Details on the effects of these formative technologies will be left to the appropriate specific sections. Perhaps this brief summary will assist the reader to begin considering what kinds of societal change these new trends in technology may cause, even before reading a more detailed analysis (and speculation) later in the book.
The chart below gives a simple summary of the four civilizations insofar as employment is concerned. The true story is more complicated, and it should not be thought that some "inevitable advance of the cycles" is being presented. The latter two transitions needed to take place only once among human societies; sufficient communication had by then been established to ensure that the effects would spread throughout the world. The availability of instant information immensely complicates any such analysis as has been attempted here. Many more people have knowledge of the most recent technologies, and are prepared to attempt to skip the intermediate development others went through to get to that point. Thus, the path through the four stages, while presented as characteristic, can only properly describe the first time it happened; the experiences of nations trying to catch up must be very different.

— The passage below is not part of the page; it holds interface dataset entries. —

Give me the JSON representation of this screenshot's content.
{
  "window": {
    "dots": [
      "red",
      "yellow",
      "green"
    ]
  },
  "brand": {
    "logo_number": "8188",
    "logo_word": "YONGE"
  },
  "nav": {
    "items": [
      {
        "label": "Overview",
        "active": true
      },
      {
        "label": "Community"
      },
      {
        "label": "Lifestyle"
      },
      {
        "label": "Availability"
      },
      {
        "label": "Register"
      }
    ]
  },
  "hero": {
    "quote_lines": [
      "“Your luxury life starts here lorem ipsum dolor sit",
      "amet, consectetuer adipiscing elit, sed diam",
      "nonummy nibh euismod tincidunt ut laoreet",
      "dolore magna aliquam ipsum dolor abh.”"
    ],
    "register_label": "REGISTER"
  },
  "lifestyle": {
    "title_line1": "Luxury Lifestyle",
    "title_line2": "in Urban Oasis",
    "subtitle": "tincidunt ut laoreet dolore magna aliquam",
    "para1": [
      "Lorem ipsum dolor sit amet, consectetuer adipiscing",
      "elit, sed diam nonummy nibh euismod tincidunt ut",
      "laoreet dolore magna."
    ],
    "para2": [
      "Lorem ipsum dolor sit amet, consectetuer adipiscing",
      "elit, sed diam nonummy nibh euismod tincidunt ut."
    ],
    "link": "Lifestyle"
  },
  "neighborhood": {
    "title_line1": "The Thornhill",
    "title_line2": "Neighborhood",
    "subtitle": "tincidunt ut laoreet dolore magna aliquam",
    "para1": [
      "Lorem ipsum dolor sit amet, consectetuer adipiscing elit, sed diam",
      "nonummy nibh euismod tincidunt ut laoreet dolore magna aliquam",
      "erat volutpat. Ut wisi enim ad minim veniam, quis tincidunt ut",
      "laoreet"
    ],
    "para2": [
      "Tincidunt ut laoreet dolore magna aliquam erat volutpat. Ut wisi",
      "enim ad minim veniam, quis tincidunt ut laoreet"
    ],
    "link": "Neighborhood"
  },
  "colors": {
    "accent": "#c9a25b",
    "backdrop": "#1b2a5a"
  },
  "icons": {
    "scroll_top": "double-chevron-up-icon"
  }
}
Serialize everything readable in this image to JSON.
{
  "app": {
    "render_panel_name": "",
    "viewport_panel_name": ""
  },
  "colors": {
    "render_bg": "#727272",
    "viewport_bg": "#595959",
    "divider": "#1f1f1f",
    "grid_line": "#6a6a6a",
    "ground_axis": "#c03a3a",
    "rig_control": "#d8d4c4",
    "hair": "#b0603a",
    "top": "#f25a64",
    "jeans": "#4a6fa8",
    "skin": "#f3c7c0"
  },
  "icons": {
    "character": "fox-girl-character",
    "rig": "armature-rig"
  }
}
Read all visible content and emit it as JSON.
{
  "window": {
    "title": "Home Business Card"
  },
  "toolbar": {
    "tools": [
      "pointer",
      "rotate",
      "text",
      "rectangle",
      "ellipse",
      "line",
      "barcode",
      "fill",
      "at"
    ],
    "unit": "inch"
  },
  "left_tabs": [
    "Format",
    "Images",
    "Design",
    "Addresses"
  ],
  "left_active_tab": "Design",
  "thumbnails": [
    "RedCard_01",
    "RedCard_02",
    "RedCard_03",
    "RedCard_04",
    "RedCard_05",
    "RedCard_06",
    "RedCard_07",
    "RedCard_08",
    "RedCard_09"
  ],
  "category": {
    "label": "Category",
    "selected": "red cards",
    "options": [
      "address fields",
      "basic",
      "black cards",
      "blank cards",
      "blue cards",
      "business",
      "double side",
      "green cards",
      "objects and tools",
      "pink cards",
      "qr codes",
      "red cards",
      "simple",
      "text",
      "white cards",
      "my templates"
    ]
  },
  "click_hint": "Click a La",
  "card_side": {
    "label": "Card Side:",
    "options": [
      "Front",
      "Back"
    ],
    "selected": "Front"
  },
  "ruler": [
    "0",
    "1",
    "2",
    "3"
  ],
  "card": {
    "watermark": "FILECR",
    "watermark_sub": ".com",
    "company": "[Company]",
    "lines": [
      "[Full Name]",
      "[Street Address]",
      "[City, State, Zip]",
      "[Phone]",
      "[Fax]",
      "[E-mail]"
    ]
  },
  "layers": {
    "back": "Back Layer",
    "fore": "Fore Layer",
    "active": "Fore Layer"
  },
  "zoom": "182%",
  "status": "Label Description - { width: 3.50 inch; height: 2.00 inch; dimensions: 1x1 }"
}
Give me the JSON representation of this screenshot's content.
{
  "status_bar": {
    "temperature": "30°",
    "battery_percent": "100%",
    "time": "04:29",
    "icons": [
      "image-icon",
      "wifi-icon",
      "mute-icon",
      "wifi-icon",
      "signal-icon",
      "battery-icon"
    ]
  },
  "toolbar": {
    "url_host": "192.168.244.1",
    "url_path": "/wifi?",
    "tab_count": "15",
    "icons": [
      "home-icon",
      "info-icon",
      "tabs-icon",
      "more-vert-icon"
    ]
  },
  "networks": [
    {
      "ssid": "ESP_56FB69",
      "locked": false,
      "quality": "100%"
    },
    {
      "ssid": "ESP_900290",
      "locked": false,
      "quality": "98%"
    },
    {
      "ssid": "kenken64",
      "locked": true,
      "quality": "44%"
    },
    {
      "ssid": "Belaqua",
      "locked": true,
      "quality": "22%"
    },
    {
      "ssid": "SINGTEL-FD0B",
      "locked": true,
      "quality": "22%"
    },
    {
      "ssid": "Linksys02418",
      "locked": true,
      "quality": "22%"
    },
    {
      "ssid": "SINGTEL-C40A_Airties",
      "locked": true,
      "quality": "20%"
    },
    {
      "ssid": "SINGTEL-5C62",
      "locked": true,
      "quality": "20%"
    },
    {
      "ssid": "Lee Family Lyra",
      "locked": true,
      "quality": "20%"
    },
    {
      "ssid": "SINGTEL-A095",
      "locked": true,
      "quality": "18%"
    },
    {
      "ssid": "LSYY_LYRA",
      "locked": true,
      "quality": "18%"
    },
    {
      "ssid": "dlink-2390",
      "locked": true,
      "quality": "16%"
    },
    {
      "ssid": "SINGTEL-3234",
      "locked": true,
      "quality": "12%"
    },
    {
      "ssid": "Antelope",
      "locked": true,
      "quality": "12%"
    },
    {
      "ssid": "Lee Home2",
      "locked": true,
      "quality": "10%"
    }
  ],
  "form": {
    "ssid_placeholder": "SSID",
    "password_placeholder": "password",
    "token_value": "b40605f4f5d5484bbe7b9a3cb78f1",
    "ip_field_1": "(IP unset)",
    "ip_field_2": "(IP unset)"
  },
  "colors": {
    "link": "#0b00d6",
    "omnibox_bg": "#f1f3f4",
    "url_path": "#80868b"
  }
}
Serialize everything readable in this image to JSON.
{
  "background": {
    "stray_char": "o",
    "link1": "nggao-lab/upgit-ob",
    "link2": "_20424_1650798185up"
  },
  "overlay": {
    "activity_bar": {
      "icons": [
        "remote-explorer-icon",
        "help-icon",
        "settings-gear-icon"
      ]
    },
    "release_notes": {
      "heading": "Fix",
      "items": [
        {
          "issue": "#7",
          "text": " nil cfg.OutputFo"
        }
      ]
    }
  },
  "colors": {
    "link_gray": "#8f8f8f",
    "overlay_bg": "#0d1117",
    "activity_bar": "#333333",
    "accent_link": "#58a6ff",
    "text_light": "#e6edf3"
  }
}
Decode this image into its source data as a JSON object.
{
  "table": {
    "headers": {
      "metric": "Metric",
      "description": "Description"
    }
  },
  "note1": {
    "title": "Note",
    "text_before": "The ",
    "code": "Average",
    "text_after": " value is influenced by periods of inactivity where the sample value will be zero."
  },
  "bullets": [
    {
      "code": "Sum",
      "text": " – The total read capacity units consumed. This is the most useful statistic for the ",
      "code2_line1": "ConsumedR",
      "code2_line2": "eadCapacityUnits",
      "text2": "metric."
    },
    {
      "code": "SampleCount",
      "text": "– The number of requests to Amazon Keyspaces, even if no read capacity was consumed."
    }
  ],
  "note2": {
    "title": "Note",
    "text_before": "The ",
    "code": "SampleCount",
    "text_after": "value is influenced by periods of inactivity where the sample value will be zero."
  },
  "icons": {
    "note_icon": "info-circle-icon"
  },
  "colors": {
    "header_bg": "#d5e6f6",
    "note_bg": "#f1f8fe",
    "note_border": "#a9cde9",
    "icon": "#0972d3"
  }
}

A different view of the four civilizations can be had by observing that the hunter-gatherers acted for the most part alone or in small groups, and had little flexibility to make changes in their life style or culture. The agrarians had more flexibility, though they too tended to remain in the same occupation for their whole lives. An industrial society is centred around organizations more than individuals, but there is greater flexibility and ability to change than in the other two. An information-oriented society returns us to a more individualistic orientation, but there is more flexibility and freedom for both individuals and organizations. The tension between flexible and inflexible organizational structures and between collectivizing and individualizing trends will be important themes throughout this book.